The pattern in Figure 2 shows what might be called “sector-shifting” in Canada’s food and nutrition spending. Simply put, because Canada lacked a long-term FNS strategy, this resulted in varying aid priorities from year to year. While some flexibility in programming can be helpful, the lack of a long-term vision and goals is counterproductive given that long-term investments and continuous work with partners on the ground are required to produce sustainable and meaningful results.

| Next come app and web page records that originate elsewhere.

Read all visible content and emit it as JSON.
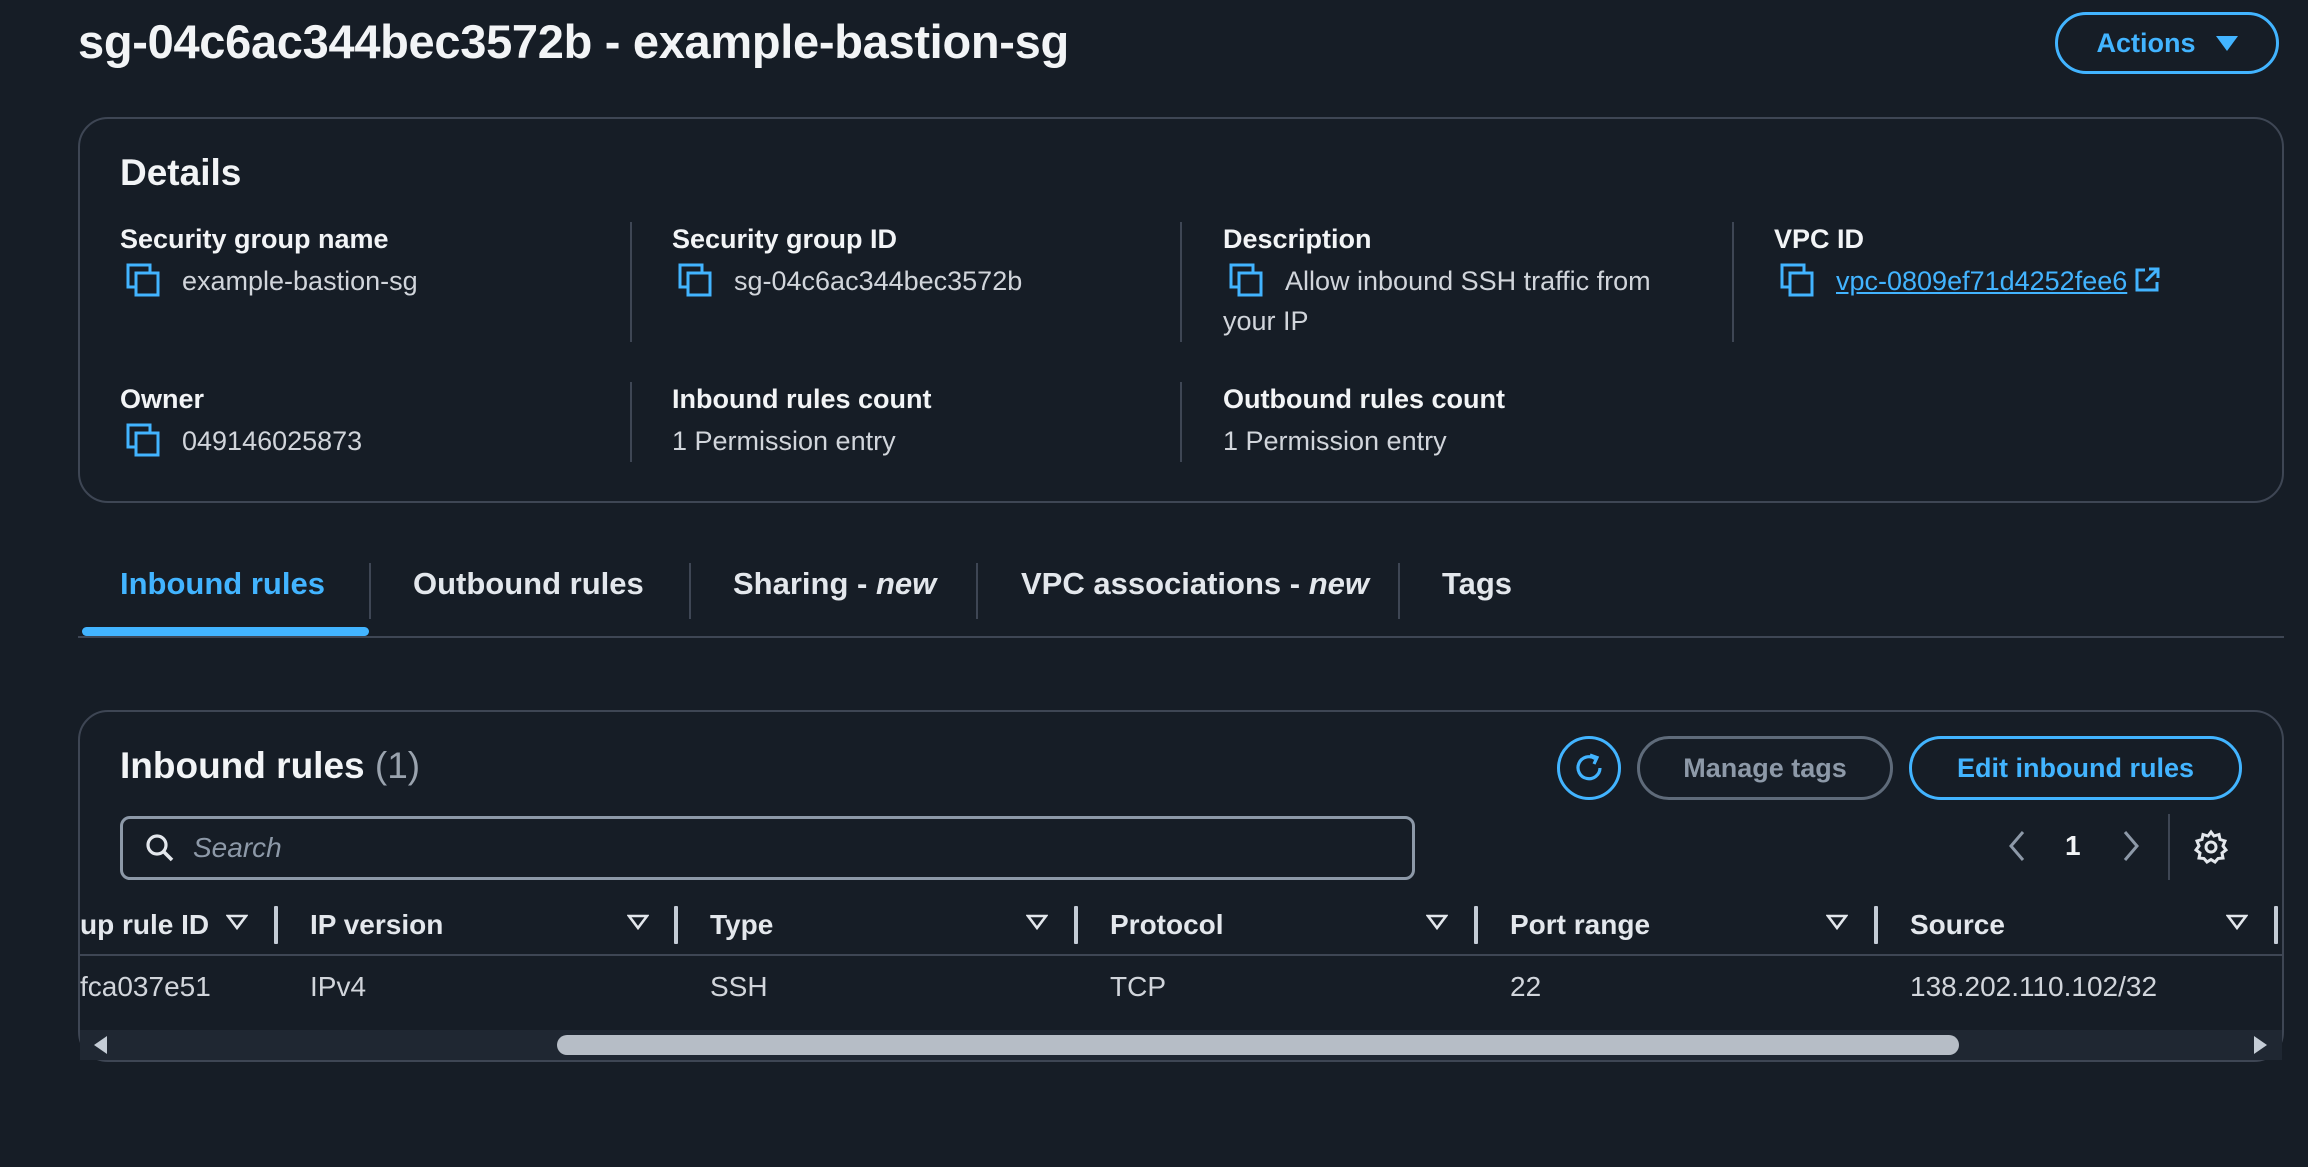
{
  "page": {
    "title": "sg-04c6ac344bec3572b - example-bastion-sg",
    "actions_label": "Actions"
  },
  "colors": {
    "background": "#161d26",
    "accent": "#42b4ff",
    "border": "#3e4654"
  },
  "details": {
    "title": "Details",
    "security_group_name": {
      "label": "Security group name",
      "value": "example-bastion-sg"
    },
    "security_group_id": {
      "label": "Security group ID",
      "value": "sg-04c6ac344bec3572b"
    },
    "description": {
      "label": "Description",
      "value_line1": "Allow inbound SSH traffic from",
      "value_line2": "your IP"
    },
    "vpc_id": {
      "label": "VPC ID",
      "value": "vpc-0809ef71d4252fee6"
    },
    "owner": {
      "label": "Owner",
      "value": "049146025873"
    },
    "inbound_rules_count": {
      "label": "Inbound rules count",
      "value": "1 Permission entry"
    },
    "outbound_rules_count": {
      "label": "Outbound rules count",
      "value": "1 Permission entry"
    }
  },
  "tabs": [
    {
      "label": "Inbound rules",
      "suffix": "",
      "active": true
    },
    {
      "label": "Outbound rules",
      "suffix": ""
    },
    {
      "label": "Sharing - ",
      "suffix": "new"
    },
    {
      "label": "VPC associations - ",
      "suffix": "new"
    },
    {
      "label": "Tags",
      "suffix": ""
    }
  ],
  "inbound": {
    "title": "Inbound rules",
    "count": "(1)",
    "manage_tags_label": "Manage tags",
    "edit_label": "Edit inbound rules",
    "search_placeholder": "Search",
    "page_number": "1",
    "columns": [
      "up rule ID",
      "IP version",
      "Type",
      "Protocol",
      "Port range",
      "Source"
    ],
    "rows": [
      [
        "fca037e51",
        "IPv4",
        "SSH",
        "TCP",
        "22",
        "138.202.110.102/32"
      ]
    ]
  },
  "icons": {
    "copy": "copy-icon",
    "external": "external-link-icon",
    "refresh": "refresh-icon",
    "search": "search-icon",
    "settings": "gear-icon",
    "caret": "caret-down-icon",
    "sort": "sort-caret-icon"
  }
}
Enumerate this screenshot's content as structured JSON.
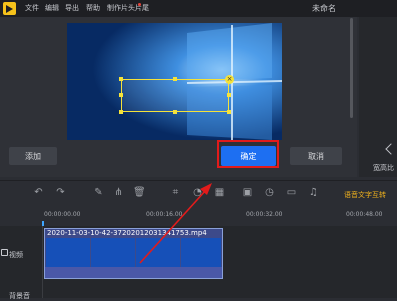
{
  "menu": [
    "文件",
    "编辑",
    "导出",
    "帮助",
    "制作片头片尾"
  ],
  "app_title": "未命名",
  "editor": {
    "add_label": "添加",
    "ok_label": "确定",
    "cancel_label": "取消"
  },
  "right_panel": {
    "aspect_label": "宽高比"
  },
  "toolbar": {
    "voice_label": "语音文字互转"
  },
  "ruler": {
    "timecodes": [
      "00:00:00.00",
      "00:00:16.00",
      "00:00:32.00",
      "00:00:48.00"
    ]
  },
  "tracks": {
    "video_label": "视频",
    "clip_name": "2020-11-03-10-42-37202012031341753.mp4",
    "music_label": "背景音"
  },
  "colors": {
    "accent": "#1d6ff2",
    "highlight": "#e21b1b",
    "voice_label": "#f2b21c"
  }
}
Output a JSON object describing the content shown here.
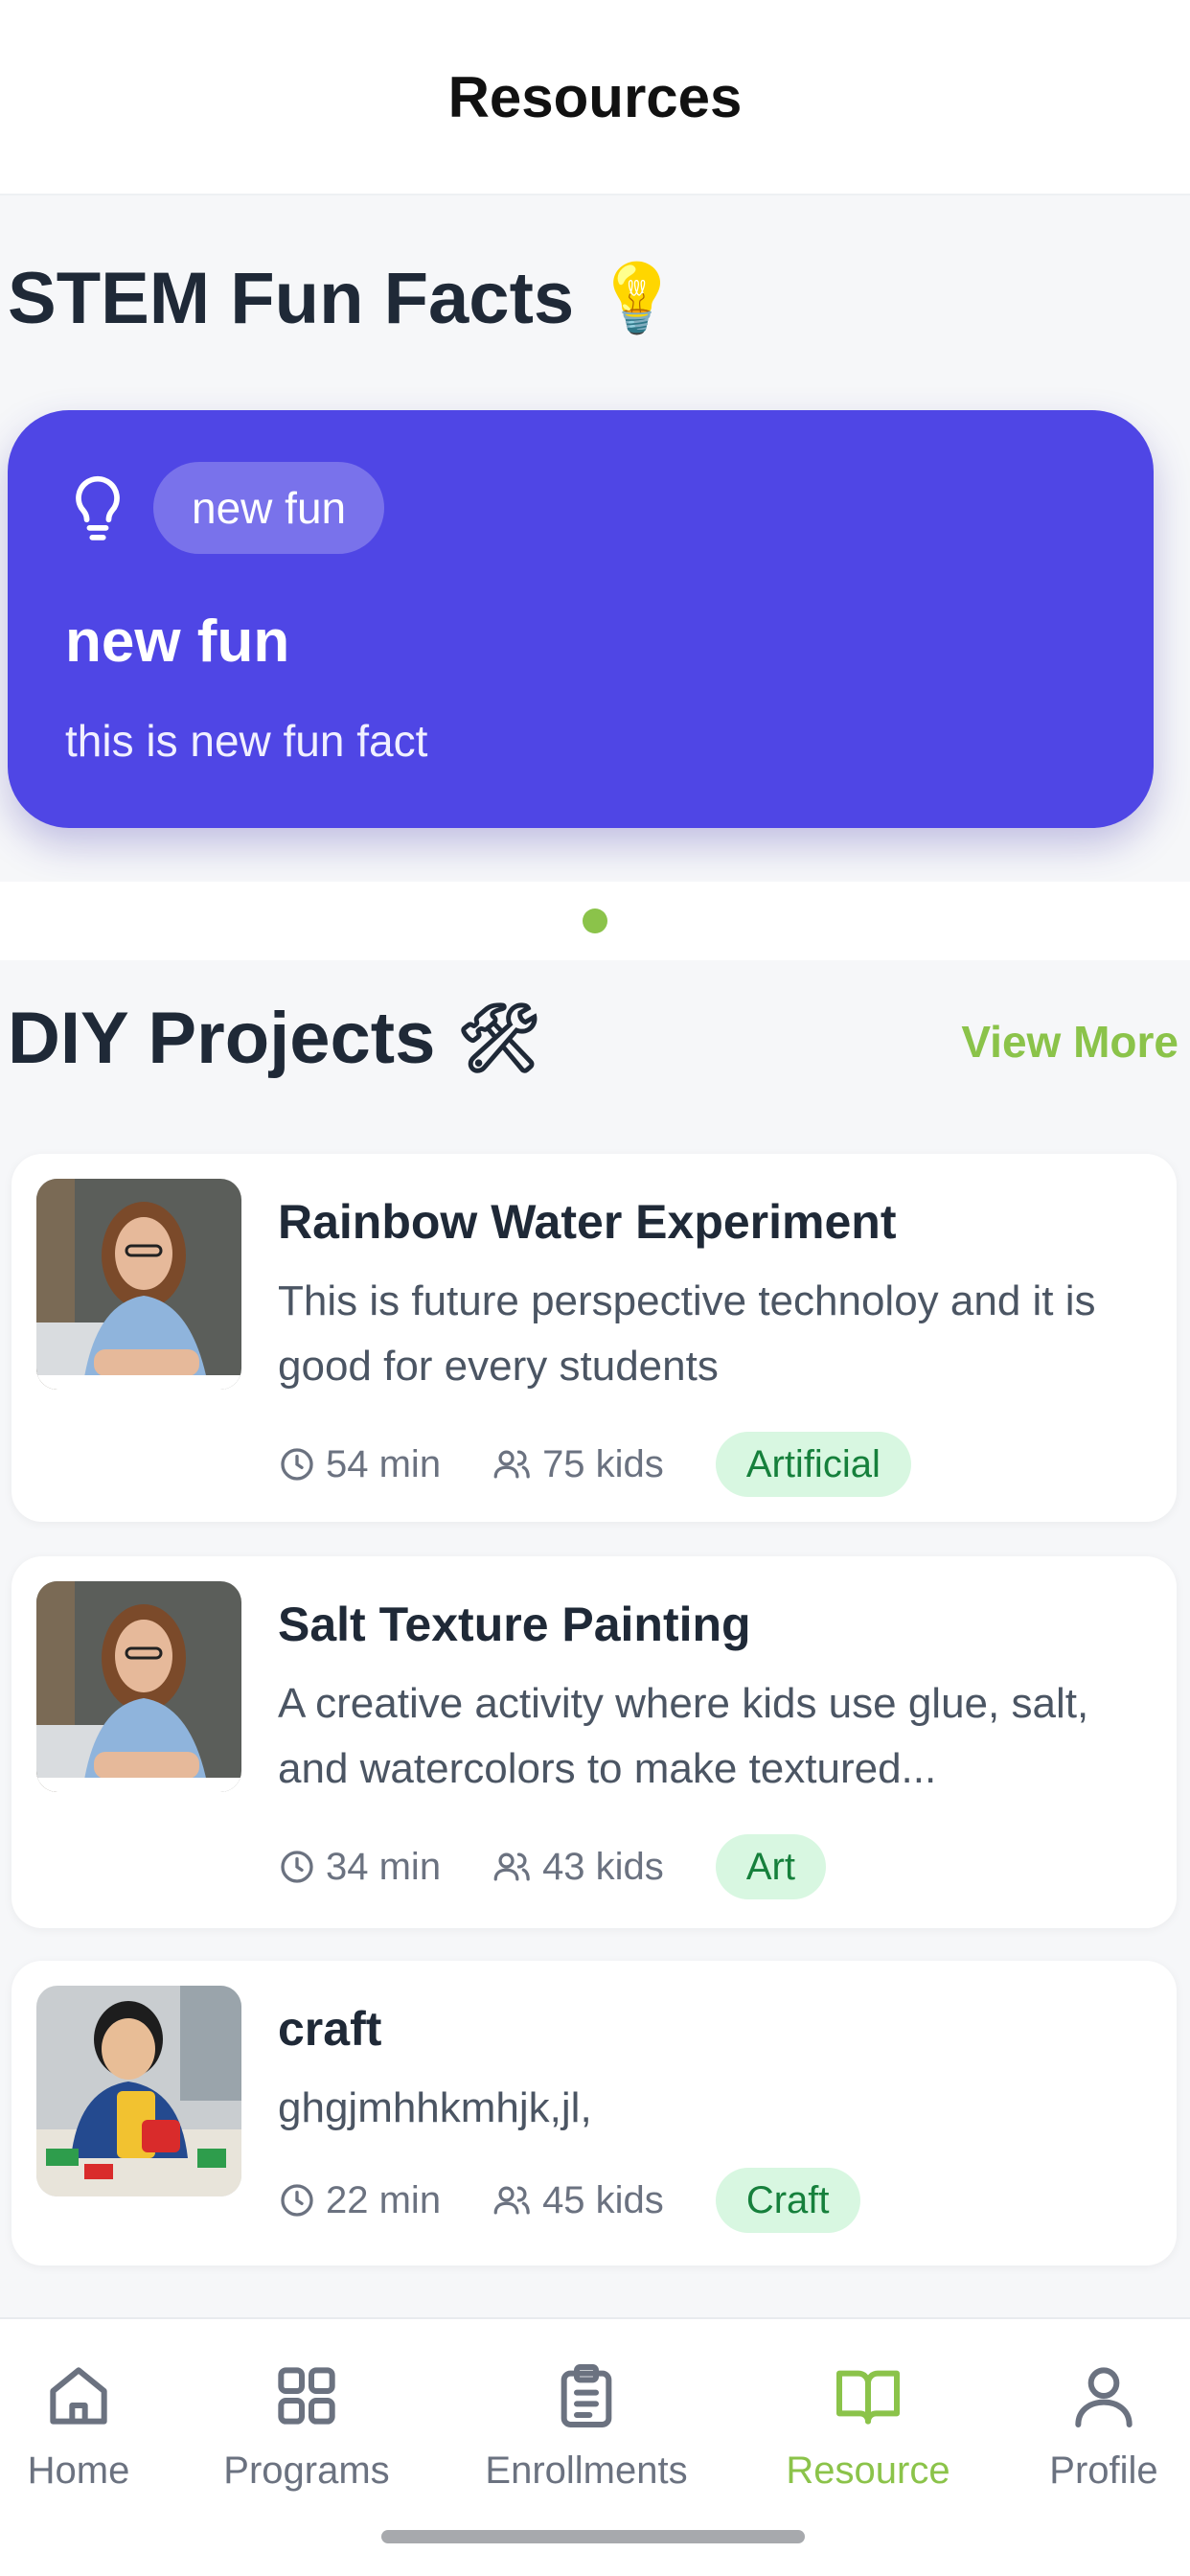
{
  "header": {
    "title": "Resources"
  },
  "fun_facts": {
    "section_title": "STEM Fun Facts",
    "section_icon": "lightbulb-emoji",
    "card": {
      "icon": "lightbulb-icon",
      "pill": "new fun",
      "title": "new fun",
      "text": "this is new fun fact",
      "color": "#4f46e5"
    },
    "pagination_dots": 1
  },
  "diy": {
    "section_title": "DIY Projects",
    "section_icon": "tools-emoji",
    "view_more": "View More",
    "projects": [
      {
        "title": "Rainbow Water Experiment",
        "description": "This is future perspective technoloy and it is good for every students",
        "duration": "54 min",
        "kids": "75 kids",
        "tag": "Artificial"
      },
      {
        "title": "Salt Texture Painting",
        "description": "A creative activity where kids use glue, salt, and watercolors to make textured...",
        "duration": "34 min",
        "kids": "43 kids",
        "tag": "Art"
      },
      {
        "title": "craft",
        "description": "ghgjmhhkmhjk,jl,",
        "duration": "22 min",
        "kids": "45 kids",
        "tag": "Craft"
      }
    ]
  },
  "tabbar": {
    "items": [
      {
        "label": "Home",
        "icon": "home-icon"
      },
      {
        "label": "Programs",
        "icon": "grid-icon"
      },
      {
        "label": "Enrollments",
        "icon": "clipboard-icon"
      },
      {
        "label": "Resource",
        "icon": "book-icon",
        "active": true
      },
      {
        "label": "Profile",
        "icon": "user-icon"
      }
    ],
    "active_color": "#8bc34a"
  }
}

What we can we learn from Canada’s recent food and nutrition security strategies? The first lesson is that aid generosity is not sufficient. Just as essential is that aid be provided on a predictable basis over a long time horizon. It is nothing new that governments prefer short-term and quick results and such behavior is to be expected when policy is made under the shadow of election cycles. However, achieving SDG 2 requires longer term-thinking and planning and thus a shift away from business as usual. This is why I recommend that donors such as Canada consider making aid commitments that run from now until 2030. After all, if donors are as serious as they claim about their commitment to achieving the 2030 Agenda, a first step should be developing aid policies and spending commitments that run through to 2030. 

The second lesson is the importance of tools like the Ending Rural Hunger database in providing metrics to evaluate countries’ performance. Canada has done a poor job of evaluating its FNS assistance programs; it has not even undertaken an independent review of its post-Global Food Crisis aid spending, making it difficult to learn lessons of what has worked and has not. Tools like the Ending Rural Hunger database are helpful for initiating a conversation about improving the efficacy of aid, especially in situations of information scarcity about how governments have been allocating and prioritizing their resources.